The congregation chanted: "A sound is heard in Baltimore, the sound of bitter weeping."
It is a grim New Year's Day ritual, begun in 1997 after 3-year-old James Smith III was shot and killed while getting his first haircut when two drug dealers brought their street battle into a barbershop. More than 450 candles have been lit since, on the day the Bible says Herod ordered the slaughter of children under 2 in Bethlehem at the time of Jesus' birth.
It's the Feast of the Holy Innocents.
All of Baltimore's slain youth are innocents on this day, a day in which this church puts this city on a dubious list of places around the world known for war, genocide, famine, disease and ethnic and religious strife.
Jerusalem. Gaza. Harare. Soweto. Baghdad. Baltimore.
More than 100 people attended the service.
Only some were relatives of slain children.
Matthew Scarborough's grandmother came. The 16-year-old was shot and killed in August when he refused demands of armed invaders to lie on the floor of his apartment on Castle Drive in North Baltimore.
Friends of Justin Berry and Howard Grant came. The cousins had survived a string of shootings after gunmen realized they had been present when a friend was shot and didn't want them testifying or helping police. Both had participated in the church's youth programs and were known to parishioners.
And Daniel and Mary Jane McCann came. Their 16-year-old daughter, Annie, ran away from home and was found dead Nov. 2 next to a trash bin in a public housing complex on Pratt Street between the Inner Harbor and Fells Point. Her death remains a mystery, officially classified as a "suspicious death."
Annie had lived in Alexandria, Va., and her parents made the trip to Baltimore yesterday. They carried a candle to the altar and after the service went to the back of the church for a private moment of prayer. They believe their daughter was killed, have no idea why she suddenly left home and are awaiting results of tests from an FBI lab to learn a cause of death.
On Dec. 19, the McCanns came to Baltimore to meet with homicide detectives, who took them to the spot Annie had been found. It was the first time they'd been there. Mary Jane McCann left behind an angel she had taken from their Christmas tree. The wait for answers is hard. The visit to Perkins Homes was painful.
During the service, the Rev. Jan Hamill singled out Annie McCann, noting her death is not "technically a homicide" but that she deserves to be remembered because "she died in our city."
Hamill noted that Jesus was an outcast, shunned by his community and friendly with the people who lived on fringes of society.
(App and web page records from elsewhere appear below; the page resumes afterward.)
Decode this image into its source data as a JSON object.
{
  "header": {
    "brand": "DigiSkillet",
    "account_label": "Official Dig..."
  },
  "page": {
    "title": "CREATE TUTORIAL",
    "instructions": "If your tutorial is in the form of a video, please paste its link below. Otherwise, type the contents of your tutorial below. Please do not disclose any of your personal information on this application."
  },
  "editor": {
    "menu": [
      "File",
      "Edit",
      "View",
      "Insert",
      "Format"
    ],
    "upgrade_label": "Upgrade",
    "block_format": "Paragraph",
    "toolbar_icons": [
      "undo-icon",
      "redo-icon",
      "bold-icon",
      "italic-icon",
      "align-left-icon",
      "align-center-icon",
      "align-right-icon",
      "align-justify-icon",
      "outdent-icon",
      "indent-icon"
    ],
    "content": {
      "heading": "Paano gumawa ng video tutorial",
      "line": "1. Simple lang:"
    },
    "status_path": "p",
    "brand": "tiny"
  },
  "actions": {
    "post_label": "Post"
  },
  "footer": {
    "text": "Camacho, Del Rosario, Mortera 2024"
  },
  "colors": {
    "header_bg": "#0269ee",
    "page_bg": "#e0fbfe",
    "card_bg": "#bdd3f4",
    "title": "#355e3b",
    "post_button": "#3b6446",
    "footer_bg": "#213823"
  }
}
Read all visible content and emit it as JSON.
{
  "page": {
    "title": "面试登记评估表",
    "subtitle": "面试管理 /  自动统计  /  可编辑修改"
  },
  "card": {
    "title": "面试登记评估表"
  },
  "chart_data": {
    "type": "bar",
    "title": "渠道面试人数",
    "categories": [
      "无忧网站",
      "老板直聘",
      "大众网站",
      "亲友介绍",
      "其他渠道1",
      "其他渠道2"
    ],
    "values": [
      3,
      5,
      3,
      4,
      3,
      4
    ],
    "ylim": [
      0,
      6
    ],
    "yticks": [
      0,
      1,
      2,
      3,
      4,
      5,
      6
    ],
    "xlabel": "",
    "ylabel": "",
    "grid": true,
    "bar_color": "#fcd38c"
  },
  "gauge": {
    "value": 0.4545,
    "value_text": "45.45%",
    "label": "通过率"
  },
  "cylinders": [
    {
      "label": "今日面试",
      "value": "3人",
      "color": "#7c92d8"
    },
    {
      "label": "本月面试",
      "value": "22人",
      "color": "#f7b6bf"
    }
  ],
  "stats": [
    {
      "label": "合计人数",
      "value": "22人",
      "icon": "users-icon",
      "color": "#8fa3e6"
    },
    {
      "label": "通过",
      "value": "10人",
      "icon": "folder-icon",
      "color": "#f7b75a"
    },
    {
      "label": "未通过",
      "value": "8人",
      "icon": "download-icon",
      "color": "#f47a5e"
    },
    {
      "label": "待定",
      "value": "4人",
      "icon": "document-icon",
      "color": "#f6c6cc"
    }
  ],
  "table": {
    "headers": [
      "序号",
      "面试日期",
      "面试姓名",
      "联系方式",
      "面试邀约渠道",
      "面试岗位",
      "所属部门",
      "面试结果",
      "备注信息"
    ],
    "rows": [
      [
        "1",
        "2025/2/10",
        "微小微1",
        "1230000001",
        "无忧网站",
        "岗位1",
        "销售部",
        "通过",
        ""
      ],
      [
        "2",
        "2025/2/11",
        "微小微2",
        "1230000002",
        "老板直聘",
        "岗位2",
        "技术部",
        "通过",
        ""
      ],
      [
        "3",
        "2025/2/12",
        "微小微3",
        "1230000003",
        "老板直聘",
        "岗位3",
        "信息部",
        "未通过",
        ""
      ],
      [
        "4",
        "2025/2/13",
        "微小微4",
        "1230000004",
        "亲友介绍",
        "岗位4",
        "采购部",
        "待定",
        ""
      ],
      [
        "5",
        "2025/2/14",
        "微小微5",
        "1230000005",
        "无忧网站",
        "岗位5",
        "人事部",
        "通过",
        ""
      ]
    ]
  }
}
She said her church will continue to partner with city schools, to reorganize and spend money on its after-school program, to pray.
She challenged her parishioners to do the same. "Each of you will do something," she said. "What will it be?"
Hamill asked each person to fill out a card describing their plans for the new year to help the city's youth and end the violence, and to drop it in the collection plate. "God has the power to save this city," she said.
"Maybe because of your faithfulness, another child will be able to celebrate a birthday in Baltimore."